Seeing The Matrix

Seeing The Matrix

When I play videogames, especially big ones with Expansive Open Worlds &c., I tend to play them intensely for about a week or so, burn out, come back a while later and finish the story, then never play them again.

The initial break is the point where I’ve been playing them “fully” for a while: I’ve been doing all the sidequests and getting all the gear and I’ll usually get maybe half- to two-thirds of the way into the story missions and I’ll realise: oh shit! I can see the matrix!

And at that point I lose interest: all the cracks become apparent, all the mechanisms and artifice becomes impossible to ignore; I lose my suspension of disbelief and everything just flattens to a spreadsheet. I can only play it again when I've got a bit of distance and 'forgotten' that.

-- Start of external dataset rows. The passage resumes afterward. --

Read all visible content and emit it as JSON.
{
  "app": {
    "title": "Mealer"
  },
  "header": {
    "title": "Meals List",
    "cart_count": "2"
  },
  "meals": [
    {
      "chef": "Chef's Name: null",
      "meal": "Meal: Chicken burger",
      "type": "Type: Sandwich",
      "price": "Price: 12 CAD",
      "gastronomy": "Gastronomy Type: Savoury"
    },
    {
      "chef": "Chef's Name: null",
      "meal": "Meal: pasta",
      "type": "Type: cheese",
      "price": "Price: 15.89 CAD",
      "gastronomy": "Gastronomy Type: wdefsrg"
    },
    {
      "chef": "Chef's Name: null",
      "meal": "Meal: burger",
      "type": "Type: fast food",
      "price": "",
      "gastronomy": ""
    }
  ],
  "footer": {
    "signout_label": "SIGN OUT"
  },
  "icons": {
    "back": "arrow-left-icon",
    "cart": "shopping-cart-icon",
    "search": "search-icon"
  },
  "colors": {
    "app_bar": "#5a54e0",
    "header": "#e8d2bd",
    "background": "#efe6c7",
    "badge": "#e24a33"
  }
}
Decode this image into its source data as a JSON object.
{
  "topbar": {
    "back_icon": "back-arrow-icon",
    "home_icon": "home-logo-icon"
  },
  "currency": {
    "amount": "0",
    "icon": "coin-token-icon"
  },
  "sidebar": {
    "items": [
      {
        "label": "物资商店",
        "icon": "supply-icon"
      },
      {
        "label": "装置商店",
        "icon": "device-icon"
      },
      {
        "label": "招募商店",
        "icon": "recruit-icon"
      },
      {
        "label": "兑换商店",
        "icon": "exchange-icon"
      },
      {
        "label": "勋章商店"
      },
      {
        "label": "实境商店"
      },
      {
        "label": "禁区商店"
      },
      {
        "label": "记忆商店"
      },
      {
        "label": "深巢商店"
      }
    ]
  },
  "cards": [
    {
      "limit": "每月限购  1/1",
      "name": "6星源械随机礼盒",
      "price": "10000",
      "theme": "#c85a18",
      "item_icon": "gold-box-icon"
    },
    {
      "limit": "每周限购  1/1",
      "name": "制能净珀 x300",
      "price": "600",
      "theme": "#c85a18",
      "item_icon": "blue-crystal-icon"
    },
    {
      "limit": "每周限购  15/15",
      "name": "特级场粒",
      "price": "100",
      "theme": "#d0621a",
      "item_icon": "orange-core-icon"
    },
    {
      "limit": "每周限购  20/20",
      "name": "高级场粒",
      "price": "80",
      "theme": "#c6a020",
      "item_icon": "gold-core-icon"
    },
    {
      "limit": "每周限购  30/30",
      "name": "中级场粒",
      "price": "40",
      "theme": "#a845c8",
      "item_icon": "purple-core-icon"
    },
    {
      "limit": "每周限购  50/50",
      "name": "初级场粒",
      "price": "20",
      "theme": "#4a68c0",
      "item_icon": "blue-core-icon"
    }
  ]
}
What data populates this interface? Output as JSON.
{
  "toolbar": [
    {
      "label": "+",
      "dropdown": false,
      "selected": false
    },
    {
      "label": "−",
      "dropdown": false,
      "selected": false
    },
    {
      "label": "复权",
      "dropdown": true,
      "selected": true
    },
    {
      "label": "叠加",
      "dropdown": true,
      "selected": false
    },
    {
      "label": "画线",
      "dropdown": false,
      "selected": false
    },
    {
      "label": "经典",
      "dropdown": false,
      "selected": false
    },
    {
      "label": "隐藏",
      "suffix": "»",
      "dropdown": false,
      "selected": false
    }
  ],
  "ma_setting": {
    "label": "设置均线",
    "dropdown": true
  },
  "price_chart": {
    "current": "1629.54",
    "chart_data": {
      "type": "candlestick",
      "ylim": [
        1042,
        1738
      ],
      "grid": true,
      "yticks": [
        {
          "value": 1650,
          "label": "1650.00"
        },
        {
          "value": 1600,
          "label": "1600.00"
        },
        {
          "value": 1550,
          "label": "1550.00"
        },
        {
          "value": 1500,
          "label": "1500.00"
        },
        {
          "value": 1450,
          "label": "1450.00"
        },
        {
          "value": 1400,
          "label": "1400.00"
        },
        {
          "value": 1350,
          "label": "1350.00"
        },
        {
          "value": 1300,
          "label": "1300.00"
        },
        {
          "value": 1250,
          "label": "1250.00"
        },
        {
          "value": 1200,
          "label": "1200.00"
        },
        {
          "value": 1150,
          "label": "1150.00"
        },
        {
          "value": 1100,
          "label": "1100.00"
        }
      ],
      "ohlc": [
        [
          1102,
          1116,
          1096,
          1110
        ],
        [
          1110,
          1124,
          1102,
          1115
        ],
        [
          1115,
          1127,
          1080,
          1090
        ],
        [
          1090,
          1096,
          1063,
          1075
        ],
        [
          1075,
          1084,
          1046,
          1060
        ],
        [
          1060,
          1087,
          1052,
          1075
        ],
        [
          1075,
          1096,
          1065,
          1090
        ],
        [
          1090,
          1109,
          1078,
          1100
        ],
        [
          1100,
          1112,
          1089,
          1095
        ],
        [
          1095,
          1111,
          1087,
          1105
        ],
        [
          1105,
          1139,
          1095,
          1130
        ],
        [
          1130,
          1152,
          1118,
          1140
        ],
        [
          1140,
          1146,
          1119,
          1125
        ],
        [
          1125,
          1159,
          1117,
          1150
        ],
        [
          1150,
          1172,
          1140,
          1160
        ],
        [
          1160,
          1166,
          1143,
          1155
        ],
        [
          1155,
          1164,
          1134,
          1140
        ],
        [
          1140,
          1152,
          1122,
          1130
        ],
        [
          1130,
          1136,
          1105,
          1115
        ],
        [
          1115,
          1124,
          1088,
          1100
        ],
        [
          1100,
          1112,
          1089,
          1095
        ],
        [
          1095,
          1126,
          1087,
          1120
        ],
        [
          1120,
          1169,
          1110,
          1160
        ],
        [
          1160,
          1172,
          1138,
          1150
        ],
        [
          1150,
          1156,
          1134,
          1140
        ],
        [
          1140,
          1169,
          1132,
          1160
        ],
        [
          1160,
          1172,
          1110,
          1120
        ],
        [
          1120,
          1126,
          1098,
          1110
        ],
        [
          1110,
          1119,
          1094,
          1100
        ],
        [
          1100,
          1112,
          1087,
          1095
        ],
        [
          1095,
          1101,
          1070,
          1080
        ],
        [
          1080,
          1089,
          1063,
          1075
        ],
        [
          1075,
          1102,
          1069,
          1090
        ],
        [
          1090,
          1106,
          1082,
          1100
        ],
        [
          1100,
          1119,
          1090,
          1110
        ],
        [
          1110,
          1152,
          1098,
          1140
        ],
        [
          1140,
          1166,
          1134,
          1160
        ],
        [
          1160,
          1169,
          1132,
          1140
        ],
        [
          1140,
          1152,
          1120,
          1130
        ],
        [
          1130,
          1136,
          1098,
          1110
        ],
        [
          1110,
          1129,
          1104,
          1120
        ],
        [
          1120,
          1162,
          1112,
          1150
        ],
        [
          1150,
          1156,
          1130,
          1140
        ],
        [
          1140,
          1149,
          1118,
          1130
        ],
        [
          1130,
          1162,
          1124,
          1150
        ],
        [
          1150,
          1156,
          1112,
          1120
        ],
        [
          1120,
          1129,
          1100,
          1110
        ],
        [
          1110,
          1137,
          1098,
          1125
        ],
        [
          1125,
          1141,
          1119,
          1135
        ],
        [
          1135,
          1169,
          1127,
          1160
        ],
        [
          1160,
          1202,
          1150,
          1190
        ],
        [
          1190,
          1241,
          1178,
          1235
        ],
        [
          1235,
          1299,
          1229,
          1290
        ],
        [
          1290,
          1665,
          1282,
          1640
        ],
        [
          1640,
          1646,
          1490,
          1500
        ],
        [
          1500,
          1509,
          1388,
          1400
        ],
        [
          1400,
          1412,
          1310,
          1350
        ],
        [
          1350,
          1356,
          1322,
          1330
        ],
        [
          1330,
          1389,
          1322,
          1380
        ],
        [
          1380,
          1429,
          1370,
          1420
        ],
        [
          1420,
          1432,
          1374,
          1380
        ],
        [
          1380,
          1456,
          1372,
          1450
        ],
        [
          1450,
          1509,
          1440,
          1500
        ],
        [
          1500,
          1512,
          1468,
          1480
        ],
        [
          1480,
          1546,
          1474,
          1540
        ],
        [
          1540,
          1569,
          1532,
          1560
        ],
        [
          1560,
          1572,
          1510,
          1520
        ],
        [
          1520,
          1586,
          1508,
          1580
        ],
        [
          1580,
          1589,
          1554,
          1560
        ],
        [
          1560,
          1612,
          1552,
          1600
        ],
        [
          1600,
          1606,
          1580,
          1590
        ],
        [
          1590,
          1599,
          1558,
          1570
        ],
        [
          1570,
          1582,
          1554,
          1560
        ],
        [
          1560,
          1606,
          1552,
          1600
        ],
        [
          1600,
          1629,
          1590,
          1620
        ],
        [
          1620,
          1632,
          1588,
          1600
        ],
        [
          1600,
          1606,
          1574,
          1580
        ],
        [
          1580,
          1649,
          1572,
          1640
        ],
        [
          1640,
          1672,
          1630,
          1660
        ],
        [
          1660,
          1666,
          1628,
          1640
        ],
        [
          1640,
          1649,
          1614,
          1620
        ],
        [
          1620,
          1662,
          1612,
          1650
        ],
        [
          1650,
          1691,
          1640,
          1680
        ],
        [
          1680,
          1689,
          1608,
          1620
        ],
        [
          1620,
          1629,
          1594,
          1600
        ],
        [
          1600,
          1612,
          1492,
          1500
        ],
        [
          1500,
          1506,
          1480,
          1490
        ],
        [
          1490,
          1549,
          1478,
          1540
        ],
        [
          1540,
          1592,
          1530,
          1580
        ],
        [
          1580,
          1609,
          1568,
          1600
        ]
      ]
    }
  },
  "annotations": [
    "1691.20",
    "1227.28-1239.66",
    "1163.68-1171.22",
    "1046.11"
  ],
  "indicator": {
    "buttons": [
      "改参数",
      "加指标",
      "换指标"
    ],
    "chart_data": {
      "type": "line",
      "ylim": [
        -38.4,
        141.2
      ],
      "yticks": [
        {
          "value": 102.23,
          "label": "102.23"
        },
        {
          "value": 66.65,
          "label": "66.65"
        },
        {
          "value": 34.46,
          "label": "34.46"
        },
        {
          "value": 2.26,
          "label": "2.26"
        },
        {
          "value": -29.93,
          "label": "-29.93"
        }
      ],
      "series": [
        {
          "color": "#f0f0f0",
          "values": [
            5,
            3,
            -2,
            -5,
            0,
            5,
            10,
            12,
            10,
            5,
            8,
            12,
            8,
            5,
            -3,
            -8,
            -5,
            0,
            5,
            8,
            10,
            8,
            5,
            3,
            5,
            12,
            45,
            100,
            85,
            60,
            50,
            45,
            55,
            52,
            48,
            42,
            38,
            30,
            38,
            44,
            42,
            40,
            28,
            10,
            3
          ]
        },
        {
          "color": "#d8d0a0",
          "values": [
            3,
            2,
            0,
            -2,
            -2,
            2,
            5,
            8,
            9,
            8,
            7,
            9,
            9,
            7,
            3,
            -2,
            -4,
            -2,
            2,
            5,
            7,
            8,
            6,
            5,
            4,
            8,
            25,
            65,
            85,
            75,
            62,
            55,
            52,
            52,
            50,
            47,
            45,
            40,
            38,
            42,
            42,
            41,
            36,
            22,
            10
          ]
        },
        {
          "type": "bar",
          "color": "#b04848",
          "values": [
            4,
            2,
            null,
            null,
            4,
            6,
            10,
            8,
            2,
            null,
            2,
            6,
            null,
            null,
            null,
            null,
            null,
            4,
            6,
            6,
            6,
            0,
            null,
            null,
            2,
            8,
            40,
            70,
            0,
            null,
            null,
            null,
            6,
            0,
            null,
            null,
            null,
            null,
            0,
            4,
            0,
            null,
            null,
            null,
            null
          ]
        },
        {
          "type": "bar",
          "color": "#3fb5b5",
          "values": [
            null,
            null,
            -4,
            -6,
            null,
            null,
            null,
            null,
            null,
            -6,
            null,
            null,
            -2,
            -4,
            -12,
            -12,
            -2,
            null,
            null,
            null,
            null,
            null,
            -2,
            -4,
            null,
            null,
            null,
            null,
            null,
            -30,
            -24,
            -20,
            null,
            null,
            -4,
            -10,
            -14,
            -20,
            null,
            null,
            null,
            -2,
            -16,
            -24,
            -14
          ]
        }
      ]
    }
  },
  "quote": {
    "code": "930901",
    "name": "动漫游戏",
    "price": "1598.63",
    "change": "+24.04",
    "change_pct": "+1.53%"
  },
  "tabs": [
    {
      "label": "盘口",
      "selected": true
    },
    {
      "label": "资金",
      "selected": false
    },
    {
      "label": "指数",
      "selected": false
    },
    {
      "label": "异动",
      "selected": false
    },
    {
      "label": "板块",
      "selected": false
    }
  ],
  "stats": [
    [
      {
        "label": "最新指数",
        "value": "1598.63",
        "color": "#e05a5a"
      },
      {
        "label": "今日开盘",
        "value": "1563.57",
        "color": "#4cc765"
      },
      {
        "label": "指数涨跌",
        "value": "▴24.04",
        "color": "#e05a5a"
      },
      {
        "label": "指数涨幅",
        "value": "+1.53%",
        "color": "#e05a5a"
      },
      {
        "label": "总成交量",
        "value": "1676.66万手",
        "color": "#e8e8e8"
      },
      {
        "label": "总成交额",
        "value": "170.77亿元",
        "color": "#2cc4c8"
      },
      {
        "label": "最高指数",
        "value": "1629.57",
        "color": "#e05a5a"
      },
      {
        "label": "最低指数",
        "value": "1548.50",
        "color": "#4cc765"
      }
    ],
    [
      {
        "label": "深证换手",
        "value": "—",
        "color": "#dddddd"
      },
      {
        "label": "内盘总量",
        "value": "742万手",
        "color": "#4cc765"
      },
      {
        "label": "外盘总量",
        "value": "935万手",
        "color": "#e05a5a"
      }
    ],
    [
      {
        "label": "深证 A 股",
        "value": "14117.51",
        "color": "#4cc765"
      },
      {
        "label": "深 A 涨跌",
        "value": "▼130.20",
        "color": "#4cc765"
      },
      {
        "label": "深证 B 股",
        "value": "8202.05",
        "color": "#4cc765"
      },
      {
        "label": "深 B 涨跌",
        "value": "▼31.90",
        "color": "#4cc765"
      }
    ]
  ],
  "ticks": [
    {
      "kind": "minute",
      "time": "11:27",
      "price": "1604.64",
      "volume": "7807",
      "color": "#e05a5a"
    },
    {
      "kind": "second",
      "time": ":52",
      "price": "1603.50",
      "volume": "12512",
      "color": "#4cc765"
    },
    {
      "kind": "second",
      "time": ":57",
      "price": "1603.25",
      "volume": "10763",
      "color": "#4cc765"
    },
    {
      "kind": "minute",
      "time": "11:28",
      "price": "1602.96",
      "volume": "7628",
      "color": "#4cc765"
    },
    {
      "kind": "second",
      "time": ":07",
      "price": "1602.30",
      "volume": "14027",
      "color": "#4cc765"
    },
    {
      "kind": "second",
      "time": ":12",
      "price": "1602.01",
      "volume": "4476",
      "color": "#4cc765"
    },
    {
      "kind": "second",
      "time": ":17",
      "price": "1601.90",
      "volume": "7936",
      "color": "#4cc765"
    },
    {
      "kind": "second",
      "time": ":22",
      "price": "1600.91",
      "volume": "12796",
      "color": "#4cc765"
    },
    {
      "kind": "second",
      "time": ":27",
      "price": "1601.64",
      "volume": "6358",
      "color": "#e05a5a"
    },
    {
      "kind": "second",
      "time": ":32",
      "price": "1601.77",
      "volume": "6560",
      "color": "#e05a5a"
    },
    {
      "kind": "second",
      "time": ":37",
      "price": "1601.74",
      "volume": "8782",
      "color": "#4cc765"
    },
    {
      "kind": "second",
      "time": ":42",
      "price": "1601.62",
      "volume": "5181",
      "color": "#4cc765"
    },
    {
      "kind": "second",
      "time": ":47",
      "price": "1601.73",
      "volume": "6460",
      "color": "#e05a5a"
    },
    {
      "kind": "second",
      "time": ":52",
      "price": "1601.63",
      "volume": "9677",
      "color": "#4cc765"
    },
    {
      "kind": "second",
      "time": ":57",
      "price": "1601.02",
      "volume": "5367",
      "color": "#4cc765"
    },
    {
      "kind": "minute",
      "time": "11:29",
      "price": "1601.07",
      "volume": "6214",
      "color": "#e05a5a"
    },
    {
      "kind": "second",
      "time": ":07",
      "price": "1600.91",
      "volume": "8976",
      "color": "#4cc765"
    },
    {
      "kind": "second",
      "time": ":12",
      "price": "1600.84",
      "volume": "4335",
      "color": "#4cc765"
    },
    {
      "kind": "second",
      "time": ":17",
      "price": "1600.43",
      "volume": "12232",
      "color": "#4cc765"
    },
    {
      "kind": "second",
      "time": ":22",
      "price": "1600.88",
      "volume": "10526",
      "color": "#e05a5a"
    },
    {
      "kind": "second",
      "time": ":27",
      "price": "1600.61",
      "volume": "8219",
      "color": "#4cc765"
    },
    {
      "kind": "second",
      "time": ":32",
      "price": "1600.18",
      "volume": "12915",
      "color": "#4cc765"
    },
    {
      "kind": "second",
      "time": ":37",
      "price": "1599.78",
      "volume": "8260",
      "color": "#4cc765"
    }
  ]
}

I think I did this to myself with social media. After a while, the bit of my brain that notices these things registered an appreciable lack of additional novelty in the system. I was kept going by the dark patterns in the design and stuff, but the thing itself had lost its succor; I started to be able to generalise types of post and interaction patterns and people.

Granted, I think this is more because the nature of the medium encourages people to make themselves legible in a small number of specific ways but even so: as ably outlined here, I try to reject thinking of people as types, and resent a system that induces me to do so.

I really do hate being one of those You Should Do Things In Real Life old people, but I guess I am now. Real life has a surprising amount of detail and real-life social interactions have a remarkable level of resolution. I'm open to there being online spaces that have more of it, but I've not found them yet.

Subscribe to Heed Not The Rolling Wave

Don’t miss out on the latest issues. Sign up now to get access to the library of members-only issues.
[email protected]